And I of course welcome the opportunity to talk about that as well as civil liberties because for many people out there, as I just indicated, having their personal library records and other thing invaded for no justification of being connected to terrorism is unacceptable. I of course strongly intend to principally deal with the jobs issues and the spending issues, and that's what we're focusing on, but I really hope to have an opportunity to talk about civil liberties and foreign policy as well.

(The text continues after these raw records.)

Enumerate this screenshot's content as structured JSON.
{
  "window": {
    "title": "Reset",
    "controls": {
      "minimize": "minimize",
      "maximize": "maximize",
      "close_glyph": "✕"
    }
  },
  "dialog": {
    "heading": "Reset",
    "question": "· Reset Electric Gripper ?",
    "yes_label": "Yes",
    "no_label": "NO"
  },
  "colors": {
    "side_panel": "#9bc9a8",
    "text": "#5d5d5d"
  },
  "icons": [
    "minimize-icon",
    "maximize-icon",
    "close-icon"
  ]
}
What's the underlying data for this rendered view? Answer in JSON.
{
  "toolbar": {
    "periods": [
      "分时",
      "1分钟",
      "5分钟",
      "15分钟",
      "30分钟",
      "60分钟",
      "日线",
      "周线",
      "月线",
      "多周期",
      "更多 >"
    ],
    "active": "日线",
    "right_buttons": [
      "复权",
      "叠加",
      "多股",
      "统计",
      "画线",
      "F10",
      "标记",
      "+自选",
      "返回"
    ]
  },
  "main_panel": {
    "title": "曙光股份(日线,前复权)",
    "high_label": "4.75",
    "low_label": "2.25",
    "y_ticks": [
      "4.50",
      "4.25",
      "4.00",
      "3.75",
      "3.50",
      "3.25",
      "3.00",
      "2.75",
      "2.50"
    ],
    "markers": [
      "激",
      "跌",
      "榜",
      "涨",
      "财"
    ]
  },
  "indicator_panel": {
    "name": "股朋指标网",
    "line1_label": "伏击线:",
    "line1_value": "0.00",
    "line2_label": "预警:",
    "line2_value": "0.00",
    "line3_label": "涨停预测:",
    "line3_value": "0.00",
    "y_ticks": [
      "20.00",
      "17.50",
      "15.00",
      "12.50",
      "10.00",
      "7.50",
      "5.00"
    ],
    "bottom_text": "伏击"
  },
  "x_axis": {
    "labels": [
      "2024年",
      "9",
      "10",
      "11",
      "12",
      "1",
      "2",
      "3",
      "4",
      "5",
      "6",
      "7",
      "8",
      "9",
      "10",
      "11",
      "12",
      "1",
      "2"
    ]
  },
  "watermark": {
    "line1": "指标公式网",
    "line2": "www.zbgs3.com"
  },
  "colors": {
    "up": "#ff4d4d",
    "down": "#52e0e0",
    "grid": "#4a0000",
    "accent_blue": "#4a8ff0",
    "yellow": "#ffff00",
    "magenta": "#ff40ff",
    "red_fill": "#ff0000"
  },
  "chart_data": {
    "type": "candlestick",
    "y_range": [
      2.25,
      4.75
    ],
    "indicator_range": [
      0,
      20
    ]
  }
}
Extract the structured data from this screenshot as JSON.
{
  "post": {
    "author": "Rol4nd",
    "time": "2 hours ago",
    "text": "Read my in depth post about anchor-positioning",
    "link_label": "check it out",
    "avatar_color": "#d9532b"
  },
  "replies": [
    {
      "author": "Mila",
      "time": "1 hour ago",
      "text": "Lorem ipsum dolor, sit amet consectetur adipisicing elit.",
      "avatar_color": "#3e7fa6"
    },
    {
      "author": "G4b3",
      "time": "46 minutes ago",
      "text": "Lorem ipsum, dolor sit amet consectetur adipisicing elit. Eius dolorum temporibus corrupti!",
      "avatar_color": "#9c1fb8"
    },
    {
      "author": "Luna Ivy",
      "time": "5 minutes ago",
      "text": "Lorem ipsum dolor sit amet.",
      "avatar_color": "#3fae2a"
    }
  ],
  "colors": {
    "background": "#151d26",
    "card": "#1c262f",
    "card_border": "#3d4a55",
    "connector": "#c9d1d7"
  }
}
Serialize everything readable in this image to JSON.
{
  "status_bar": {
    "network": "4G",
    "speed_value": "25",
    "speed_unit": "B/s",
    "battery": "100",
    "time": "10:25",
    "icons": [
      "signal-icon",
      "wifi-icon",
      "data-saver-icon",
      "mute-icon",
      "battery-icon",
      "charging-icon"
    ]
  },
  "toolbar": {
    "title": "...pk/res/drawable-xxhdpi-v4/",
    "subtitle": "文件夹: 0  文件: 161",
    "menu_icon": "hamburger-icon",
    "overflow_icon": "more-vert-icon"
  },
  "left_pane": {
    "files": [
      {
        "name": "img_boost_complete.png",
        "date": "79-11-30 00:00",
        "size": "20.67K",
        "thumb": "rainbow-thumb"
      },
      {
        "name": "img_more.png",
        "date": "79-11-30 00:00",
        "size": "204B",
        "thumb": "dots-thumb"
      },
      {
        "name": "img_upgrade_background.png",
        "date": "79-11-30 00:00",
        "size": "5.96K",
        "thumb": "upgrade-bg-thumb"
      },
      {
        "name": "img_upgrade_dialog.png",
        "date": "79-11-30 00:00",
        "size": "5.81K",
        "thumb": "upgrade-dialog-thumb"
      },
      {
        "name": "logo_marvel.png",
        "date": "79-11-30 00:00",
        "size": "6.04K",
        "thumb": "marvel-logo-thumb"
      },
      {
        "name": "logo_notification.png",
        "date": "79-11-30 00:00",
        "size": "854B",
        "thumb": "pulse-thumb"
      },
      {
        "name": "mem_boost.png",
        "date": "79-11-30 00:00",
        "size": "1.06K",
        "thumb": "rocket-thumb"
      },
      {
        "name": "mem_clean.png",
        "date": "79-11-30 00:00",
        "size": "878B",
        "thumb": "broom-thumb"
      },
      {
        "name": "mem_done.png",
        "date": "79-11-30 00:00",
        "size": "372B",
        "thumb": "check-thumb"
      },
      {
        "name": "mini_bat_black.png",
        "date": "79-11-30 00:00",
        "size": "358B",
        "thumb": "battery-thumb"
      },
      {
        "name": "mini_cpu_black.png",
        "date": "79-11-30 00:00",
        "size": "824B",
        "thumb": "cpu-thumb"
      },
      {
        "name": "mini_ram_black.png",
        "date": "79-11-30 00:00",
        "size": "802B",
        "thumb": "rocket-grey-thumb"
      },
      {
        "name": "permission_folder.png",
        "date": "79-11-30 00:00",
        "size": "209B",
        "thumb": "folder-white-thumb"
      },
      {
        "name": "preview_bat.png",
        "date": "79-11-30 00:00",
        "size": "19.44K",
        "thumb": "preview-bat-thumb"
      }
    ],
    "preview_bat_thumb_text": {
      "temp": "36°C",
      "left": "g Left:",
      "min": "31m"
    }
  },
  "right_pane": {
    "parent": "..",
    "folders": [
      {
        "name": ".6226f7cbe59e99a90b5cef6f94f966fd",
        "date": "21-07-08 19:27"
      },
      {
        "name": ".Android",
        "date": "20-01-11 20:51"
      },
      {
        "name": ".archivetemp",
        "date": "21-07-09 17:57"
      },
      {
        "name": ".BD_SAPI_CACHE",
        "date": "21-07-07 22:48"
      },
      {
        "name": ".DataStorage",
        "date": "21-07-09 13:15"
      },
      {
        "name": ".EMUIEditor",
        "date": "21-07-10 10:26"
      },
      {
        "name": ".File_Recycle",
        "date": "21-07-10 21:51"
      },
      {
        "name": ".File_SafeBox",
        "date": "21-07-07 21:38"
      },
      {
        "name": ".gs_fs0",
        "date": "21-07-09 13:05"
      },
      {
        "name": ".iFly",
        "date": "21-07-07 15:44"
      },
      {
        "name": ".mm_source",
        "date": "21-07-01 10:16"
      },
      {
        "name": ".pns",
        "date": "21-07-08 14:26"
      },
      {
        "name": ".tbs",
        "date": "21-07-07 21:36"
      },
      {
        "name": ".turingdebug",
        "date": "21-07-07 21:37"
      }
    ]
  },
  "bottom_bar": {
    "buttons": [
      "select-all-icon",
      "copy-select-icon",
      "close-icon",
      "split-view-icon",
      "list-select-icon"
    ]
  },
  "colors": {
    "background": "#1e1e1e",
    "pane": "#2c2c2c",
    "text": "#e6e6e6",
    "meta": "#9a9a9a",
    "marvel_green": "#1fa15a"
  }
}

GG: Okay, last question, and that is: you've obviously worked for many, many years on campaign financial reform and the problem of money corrupting our politics. There's a trend this year of some, even more so than normal, of some very, very wealthy individuals spending large parts of their personal fortune to try and gain political office and obscure their record. Your likely opponent is an example of that; he, I think, intends to spend $15 million, he has one of the most extreme records of any Republican running this year, which is saying a lot, and yet $15 million can really obscure that and make extremists look mainstream.
Are you concerned about this trend, this trend of the very wealthy seem to be able to buy political office with unlimited spending?
RF: Of course I am, and of course it's not a new thing; it's been going on for a couple of decades. If you look even in the Senate, I'm one of the very few people in there who doesn't have a net worth over a million dollars; my net worth is under half a million dollars, after all these years. So yeah, this is in overdrive, these campaign committees look for so-called self-funders, and that's why we need an addition to what we did with McCain-Feingold; it had to do with a few contributions going directly to political parties. We need a system where people can have some public funding for campaigns, and be able to match at some level, not equal level, the ability of self-funders to try to overwhelm it.
Now, I have defeated self-funders every time. Every time they try to buy this seat, but I don't think we'll see, in the United States Senate, from Wisconsin, it's for sale. But it is always challenging, especially in a year like this, and this guy's spending more money than I think any other Senate candidate has in the past in Wisconsin, I suppose we'll see how it works out in the end, but that's the pace he's at.
GG: Well, Senator, I really appreciate your taking the time; I think a lot of people who are very, very disenchanted with the Democratic Party, including myself, view your reelection as one of the very few that matter in a great way, that you really provide unique and important contributions to our political discourse, so I wish all the luck with your reelection and I appreciate your time.
RF: I most certainly look forward to working with you, too; you make a real contribution as well, so thank you.
GG: Thank you very much, Senator.
[Transcript courtesy of Thames Valley Transcribe]